Chaplin approached HMSC and also spoke with director of the Arnold Arboretum William “Ned” Friedman about the idea of bringing native plant species back to campus (see his feature on Arboretum specimens here). “I told Ned, ‘I don’t know whether this is the best moment to start.’ And he said, ‘C’mon, do it!’”
In the course, “Students researched landscape history at Harvard, the idea of rewilding,” she said, “and then specifically urban rewilding.” Many of the historical accounts of native species in New England described only some of the speciments present. “People writing these accounts were really describing things that could be useful to them,” Chaplin noted, “leaving everything else out.”
Photographs by Kristina DeMichele/Harvard Magazine; collage by Niko Yaitanes/Harvard Magazine
The lack of accuracy in written records was one challenge to the class’s rewilding efforts. Recent climate change, which can inhibit some native New England plant species, but also expand the range of southern species, was another. “Plants native to Virginia, for example” Chaplin said, “might survive better now in New England.”
After studying and compiling this research, students were asked to redesign the planter in front of the natural history museum to include species that attract pollinators and insects beneficial to the natural ecosystem. Some of the chosen species include Common ninebark (Physocarpus opulifolius), New Jersey Tea (Ceanothus americanus), Button Blazing Star (Liatris aspera), and Blue Wild Indigo (Baptisia australis).

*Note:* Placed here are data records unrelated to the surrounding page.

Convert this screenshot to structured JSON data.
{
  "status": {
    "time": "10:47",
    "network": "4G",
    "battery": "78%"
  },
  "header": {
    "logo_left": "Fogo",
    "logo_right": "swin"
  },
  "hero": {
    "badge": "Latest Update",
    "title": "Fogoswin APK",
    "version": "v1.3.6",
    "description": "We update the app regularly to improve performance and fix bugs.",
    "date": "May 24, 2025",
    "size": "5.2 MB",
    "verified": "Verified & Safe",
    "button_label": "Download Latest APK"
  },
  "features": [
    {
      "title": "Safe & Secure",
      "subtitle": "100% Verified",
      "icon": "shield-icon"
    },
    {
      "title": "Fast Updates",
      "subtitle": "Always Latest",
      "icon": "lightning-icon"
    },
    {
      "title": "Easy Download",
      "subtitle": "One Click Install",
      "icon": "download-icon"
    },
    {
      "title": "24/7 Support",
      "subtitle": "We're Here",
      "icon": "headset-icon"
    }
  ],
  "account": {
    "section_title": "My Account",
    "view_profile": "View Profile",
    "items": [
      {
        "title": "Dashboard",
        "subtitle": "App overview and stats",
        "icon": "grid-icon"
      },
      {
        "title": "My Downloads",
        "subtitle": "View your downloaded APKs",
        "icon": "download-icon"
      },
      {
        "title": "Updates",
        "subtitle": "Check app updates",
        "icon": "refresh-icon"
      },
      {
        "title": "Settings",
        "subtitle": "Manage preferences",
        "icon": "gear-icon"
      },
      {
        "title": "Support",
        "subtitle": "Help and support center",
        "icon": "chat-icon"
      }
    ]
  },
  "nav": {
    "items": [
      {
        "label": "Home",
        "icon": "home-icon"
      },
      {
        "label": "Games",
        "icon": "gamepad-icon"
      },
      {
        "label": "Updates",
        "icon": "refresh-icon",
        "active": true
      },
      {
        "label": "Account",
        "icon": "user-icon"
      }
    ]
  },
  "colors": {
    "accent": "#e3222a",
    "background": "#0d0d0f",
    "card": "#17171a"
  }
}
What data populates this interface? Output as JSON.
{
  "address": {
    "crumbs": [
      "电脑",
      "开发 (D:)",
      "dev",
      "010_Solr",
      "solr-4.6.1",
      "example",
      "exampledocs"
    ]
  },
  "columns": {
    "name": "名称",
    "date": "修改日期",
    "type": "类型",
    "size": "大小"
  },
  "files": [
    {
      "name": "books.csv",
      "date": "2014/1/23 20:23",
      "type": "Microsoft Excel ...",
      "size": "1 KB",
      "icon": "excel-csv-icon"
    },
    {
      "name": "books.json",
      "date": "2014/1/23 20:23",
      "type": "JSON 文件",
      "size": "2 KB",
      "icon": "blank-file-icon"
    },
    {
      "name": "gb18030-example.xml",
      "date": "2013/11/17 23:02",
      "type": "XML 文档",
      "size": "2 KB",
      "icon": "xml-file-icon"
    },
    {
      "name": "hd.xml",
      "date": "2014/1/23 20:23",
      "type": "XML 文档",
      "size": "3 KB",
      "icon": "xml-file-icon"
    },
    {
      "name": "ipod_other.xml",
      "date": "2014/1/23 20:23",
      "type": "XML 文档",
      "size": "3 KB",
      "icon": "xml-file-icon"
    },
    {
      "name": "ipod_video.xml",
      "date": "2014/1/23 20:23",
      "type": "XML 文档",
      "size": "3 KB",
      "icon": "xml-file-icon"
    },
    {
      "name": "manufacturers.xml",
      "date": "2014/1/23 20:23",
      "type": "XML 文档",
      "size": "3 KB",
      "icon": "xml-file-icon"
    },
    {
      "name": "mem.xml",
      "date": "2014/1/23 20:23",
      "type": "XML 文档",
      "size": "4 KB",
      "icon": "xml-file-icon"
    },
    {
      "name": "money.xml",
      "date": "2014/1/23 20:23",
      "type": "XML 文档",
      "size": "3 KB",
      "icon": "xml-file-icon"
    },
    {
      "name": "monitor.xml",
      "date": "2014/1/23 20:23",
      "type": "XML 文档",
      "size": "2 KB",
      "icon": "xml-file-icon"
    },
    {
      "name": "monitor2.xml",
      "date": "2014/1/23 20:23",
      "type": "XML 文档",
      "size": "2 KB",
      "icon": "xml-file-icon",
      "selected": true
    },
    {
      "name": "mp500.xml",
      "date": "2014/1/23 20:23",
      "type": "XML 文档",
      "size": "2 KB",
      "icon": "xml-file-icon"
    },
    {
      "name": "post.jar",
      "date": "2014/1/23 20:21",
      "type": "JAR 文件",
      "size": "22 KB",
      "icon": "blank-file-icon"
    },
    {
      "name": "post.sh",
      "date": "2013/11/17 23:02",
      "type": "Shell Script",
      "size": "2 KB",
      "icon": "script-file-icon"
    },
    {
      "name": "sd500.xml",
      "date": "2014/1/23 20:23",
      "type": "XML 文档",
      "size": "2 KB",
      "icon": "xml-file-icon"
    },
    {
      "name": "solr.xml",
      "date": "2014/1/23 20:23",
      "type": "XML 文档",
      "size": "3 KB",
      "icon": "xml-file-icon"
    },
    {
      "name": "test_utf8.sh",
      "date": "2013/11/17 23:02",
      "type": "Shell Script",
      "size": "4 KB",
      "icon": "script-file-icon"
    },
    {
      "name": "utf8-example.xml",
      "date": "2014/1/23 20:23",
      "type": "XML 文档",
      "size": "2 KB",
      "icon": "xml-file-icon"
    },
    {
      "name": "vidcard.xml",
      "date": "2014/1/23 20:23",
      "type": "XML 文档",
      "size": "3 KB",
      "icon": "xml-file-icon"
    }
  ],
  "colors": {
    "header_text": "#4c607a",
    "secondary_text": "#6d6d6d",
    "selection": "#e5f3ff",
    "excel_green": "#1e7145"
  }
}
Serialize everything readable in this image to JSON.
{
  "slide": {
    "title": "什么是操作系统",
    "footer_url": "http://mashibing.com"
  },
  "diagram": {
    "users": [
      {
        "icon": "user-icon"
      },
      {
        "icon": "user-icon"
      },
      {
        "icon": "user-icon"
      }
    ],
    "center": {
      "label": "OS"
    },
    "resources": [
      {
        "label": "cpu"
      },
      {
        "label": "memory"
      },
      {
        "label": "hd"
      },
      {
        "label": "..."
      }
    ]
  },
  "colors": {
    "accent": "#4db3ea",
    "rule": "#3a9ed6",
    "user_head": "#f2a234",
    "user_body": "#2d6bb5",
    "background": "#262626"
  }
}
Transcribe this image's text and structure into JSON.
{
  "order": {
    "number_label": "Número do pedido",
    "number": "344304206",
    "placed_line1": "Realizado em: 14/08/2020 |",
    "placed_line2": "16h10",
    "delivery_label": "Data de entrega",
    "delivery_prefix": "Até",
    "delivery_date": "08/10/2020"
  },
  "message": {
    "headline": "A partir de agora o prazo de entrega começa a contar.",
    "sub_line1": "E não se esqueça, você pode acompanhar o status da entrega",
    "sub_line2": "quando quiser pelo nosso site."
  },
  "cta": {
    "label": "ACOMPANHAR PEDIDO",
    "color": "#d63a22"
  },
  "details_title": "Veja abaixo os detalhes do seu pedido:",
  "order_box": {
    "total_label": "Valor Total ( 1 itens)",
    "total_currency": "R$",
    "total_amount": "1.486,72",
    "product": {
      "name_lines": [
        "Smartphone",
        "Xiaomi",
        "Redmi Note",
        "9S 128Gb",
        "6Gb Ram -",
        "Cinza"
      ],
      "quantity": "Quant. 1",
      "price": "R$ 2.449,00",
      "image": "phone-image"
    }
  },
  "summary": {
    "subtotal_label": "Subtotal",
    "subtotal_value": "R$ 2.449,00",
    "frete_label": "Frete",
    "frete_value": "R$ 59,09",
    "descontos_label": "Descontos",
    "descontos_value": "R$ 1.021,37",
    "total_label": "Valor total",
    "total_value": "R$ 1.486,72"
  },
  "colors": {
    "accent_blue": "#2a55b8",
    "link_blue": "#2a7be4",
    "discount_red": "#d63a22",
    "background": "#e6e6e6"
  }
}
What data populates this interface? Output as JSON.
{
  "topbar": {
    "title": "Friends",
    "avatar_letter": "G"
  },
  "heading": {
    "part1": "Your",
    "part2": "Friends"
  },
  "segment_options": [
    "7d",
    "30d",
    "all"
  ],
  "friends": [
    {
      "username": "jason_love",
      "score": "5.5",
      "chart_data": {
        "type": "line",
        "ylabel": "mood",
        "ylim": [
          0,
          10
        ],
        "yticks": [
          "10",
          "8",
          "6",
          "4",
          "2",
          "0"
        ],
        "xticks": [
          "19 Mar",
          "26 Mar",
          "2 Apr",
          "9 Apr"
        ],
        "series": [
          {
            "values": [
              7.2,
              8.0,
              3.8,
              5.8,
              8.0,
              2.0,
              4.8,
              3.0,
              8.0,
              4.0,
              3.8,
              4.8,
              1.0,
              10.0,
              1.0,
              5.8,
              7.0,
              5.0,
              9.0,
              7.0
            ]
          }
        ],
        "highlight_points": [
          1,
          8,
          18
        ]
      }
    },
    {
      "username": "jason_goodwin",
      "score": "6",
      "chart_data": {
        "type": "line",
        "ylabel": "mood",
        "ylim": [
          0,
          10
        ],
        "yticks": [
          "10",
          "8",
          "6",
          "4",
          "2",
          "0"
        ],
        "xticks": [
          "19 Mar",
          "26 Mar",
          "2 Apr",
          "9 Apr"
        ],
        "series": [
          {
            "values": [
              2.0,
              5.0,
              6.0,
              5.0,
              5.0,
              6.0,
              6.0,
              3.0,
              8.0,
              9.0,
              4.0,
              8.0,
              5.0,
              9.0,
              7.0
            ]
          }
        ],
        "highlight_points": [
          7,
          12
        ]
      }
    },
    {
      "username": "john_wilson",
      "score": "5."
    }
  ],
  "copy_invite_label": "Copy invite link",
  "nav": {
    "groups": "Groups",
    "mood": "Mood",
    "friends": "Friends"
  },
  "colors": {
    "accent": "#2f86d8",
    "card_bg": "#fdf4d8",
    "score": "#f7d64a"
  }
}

From there, the student team worked with Harvard Campus Landscaping Services to figure out where each plant should be placed in the planter. “It’s good for students to realize that they were learning something, and they could claim a kind of expertise, but they also had to learn to respect what other people knew,” Chaplin emphasized.
Joint history and anthropology concentrator Katherine Enright ’23 said she is “used to diving deeply into environmental history texts and discussing them in a seminar setting.” But it was “novel and exciting to be able to translate that knowledge…to collaborate on a tangible product and make a change in Harvard’s built landscape.” Whenever she walks by the planter, the knowledge she most likes to share is “the identity of each of the 14 native species we selected for the planter outside the Harvard Museum of Natural History—which I happily point out to friends.”
Harvard landscaping services finished planting the rewilded plot in June 2021. Most of the plants came from pots, but some “had to be grown from seed (which can take as long as three to five years),” Chaplin pointed out as she gave a tour of the front planter. “There are two pieces of salvaged granite from an old building at Harvard. There are also stones from an old New England wall. These objects are symbols of how returning to an earlier state means undoing part of what the settler population reconfigured. And I like the idea that, even if Harvard were in ruins, all the plants and insects would survive.”
One interesting outcome of the initiative has been that other courses and fields have interacted with the rewilding site since its installation. Entomology students, for example, do some of their field work and observations there. “I’d love to know if the data show anything long term. How much more land would need to be rewilded,” she wondered, “before we notice that the insect population is really benefiting?”
As she finished her commentary on the rewilding site, Chaplin lit up as visitors stopped to read the information placard. “It’s awesome,” she said, to see that “right now, in this moment, people are reading the sign and interacting with this outdoor exhibit.”